A girl born in 2008 can expect to live 80.4 years and her male counterpart a few years less at 75.2. The miracles of modern medicine are paying off -- or are they?
Life expectancy makes great headlines but the numbers behind the numbers tell a different story. If that young lady follows the lifestyle pattern of her Stone Age ancestors she may well hit the century mark but unless the vast majority of her age group do the same she'll be quite lonely at most of her class reunions.
Quality of life doesn't depend on how long you live but how long you remain healthy. The average American has a life expectancy of 77.9 (combined men and women) but a health expectancy of only about 70 years. About 10 percent of a person's lifespan is spent with some form of chronic disease. As physicians are better able to keep us alive through illness after illness, age at death increases but the age at which good health ends does not.
As far back as 1994 one physician noted "The average number of years that people spend disabled has grown faster than those they spend healthy."
We are becoming a divided nation, the health-rich and the health-poor. Our genes are pretty much the same but our habits are not, and that is the reason for the division. Only about 30 percent of Americans are of normal weight but even that is a misleading statistic. Normal weight does not mean normal proportions of body fat and muscle mass. We have lately identified the normal weight obese individual whose spreading midsection reveals that his muscles have shrunk while fat has accumulated, especially in the abdomen.
Eighty percent of persons who are over 65 have at least one of the now-familiar chronic diseases such as heart disease, type 2 diabetes or dementia; half the persons at that age suffer from at least two.
Obesity doubles the risk of Alzheimer's disease and of a heart attack and it raises the risk of type 2 diabetes a whopping thirty-fold.
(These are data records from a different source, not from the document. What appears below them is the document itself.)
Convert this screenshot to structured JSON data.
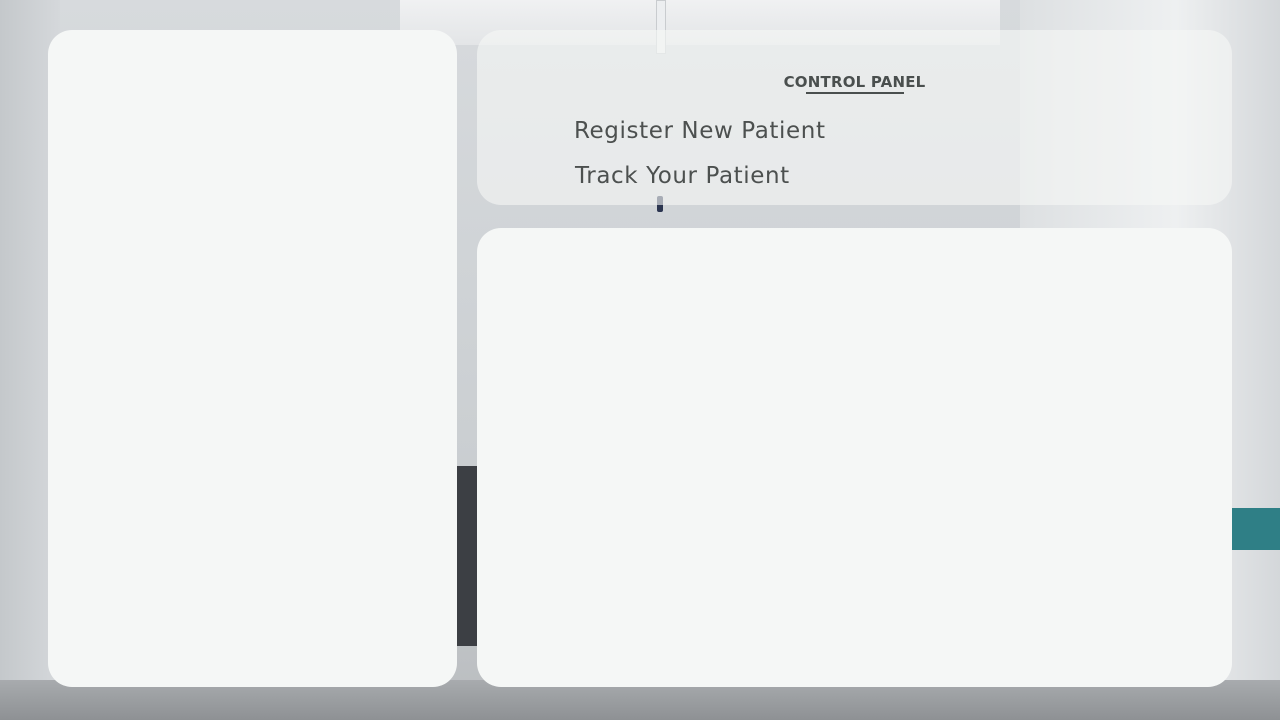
{
  "control_panel": {
    "title": "CONTROL PANEL",
    "menu_items": [
      {
        "label": "Register New Patient"
      },
      {
        "label": "Track Your Patient"
      }
    ]
  },
  "colors": {
    "panel_background": "#f5f7f6",
    "text": "#4a4f4e"
  }
}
The last figure is the one that demolishes the relevance of life expectancy. Diabetes can smolder for years before diagnosis, all the while damaging blood vessels that nourish the heart, the brain, the eyes and the kidneys. No wonder that fully 50 percent of those with a new diagnosis of diabetes already have evidence of complications involving those organs.
Diabetes has become a growth industry as new drugs are approved that add years to diabetics' lives. But no medication can reverse the disease. Barely half of patients seem to be able to control blood sugar levels as they progress to blindness, heart failure, the ravages of stroke, the immobility of leg amputation and the downhill slide of kidney failure.
Living longer shouldn't be our goal. We should strive for a compression of morbidity, the shortest possible period between disability and death.
Philip J. Goscienski, M.D. is the author of Health Secrets of the Stone Age, Better Life Publishers 2005. Contact him at firstname.lastname@example.org.